In addition, vitamin K2 also activates osteocalcin. It is a protein secreted by osteoblasts, cells responsible for building up the skeleton (versus osteoclasts that break the bones during bone remodelling and repair). Now, osteocalcin binds to the calcium floating in the bloodstream and nudges it towards the bone matrix where it is integrated and contributes to a stronger skeletal structure.
Vitamin D allows the calcium to be available to the body but without vitamin K2, this calcium wouldn’t know which direction to move in. In a nutshell, Vitamin K2 makes sure the calcium ends up where it should be, and steers it clear from places where it doesn’t belong, for example, deposited in the blood vessels and arteries.

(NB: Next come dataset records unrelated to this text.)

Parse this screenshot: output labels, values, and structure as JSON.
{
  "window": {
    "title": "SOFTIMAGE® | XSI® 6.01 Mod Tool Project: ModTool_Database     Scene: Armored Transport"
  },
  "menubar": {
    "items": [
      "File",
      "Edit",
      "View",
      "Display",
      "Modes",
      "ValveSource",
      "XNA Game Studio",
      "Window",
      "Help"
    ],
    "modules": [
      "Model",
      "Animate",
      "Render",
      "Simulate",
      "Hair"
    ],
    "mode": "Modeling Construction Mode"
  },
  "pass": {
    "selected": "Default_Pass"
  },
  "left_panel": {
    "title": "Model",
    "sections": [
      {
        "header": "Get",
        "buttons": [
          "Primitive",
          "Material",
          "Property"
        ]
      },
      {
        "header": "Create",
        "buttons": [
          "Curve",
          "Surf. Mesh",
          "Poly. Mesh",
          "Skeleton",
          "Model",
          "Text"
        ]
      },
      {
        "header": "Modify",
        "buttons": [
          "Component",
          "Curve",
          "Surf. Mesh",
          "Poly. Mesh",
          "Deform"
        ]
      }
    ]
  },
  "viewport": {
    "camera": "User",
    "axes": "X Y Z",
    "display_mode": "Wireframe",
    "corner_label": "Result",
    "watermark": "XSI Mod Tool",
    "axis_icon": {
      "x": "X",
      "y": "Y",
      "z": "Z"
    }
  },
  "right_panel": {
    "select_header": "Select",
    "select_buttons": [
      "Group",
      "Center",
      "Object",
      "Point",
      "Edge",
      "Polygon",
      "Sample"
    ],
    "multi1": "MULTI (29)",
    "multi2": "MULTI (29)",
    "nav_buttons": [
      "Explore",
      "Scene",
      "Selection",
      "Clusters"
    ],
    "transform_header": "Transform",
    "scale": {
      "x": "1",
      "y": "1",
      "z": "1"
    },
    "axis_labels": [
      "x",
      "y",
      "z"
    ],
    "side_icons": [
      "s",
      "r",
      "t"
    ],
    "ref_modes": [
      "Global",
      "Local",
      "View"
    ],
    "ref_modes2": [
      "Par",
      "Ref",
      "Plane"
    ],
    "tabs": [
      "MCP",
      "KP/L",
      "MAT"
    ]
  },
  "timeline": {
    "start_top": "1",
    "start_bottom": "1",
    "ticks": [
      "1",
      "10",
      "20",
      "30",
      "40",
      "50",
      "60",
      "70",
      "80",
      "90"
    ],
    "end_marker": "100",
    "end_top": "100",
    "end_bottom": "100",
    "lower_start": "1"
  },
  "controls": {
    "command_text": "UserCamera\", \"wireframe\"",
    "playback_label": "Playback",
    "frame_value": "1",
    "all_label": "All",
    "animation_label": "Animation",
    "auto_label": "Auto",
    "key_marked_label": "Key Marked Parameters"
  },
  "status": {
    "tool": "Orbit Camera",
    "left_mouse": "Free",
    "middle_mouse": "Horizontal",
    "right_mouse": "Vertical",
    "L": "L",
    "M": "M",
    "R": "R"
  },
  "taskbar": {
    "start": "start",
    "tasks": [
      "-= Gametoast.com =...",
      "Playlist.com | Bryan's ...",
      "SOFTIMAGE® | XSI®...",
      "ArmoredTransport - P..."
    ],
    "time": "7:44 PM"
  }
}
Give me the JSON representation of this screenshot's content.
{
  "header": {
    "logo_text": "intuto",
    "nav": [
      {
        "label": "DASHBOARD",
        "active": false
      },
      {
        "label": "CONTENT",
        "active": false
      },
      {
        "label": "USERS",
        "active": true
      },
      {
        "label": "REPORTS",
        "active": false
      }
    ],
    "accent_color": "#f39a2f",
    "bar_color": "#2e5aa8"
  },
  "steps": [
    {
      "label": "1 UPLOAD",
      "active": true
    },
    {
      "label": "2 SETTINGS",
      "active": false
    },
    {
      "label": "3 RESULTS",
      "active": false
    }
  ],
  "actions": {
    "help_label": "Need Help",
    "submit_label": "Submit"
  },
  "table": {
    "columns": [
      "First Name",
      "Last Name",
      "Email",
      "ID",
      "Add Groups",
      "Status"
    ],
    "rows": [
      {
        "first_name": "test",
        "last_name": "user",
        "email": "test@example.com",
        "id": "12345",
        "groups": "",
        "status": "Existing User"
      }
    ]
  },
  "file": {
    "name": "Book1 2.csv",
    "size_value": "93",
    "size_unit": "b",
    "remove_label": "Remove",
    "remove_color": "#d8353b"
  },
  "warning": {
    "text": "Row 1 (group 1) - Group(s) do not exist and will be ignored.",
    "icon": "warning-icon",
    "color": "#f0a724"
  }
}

Studies show that vitamin K2 deficiency puts you at an increased risk of coronary heart disease. Many studies, including the famous Rotterdam study, have revealed that people with sufficient levels of vitamin K2 have a lower risk of arterial calcification and death from coronary heart disease.  
Conclusion: Taking calcium and vitamin D3? Add vitamin K2.
Most people don’t realize that by taking calcium supplements alone, they are putting their heart health in jeopardy. Even if you are taking vitamin D3 but lacking in Vitamin K2, it would result in excess calcification causing clogged arteries and other health issues.
If you are taking calcium and vitamin D3 supplements, it is now time to make vitamin K2 supplementation a part of your heart-healthy regimen, especially if you are on statin drugs as these cholesterol-lowering drugs deplete K2 levels in the body. Your heart will thank you for it!
- V. Kunadian, G. A. Ford, B. Bawamia, W. Qiu, and J. E. Manson. Vitamin D deficiency and coronary artery disease: A review of the evidence. American Heart Journal, vol. 167, no. 3, pp. 283–291, 2014.
- Ioana Mozos, Otilia Marginean. Links between Vitamin D Deficiency and Cardiovascular Diseases. BioMed Research International. 2015
- E. Theuwissen, E. Smit and C. Vermeer, 'The Role of Vitamin K in Soft-Tissue Calcification,' Adv. Nutr. 3(2), 166–173 (2012).
- Johanna M. Geleijnse et al. Dietary Intake of Menaquinone Is Associated with a Reduced Risk of Coronary Heart Disease: The Rotterdam Study. The Journal of Nutrition. 2004.
- G.C. Gast et al. A High Menaquinone Intake Reduces the Incidence of Coronary Heart Disease. Nutr. Metab. Cardiovasc. Dis. 2009.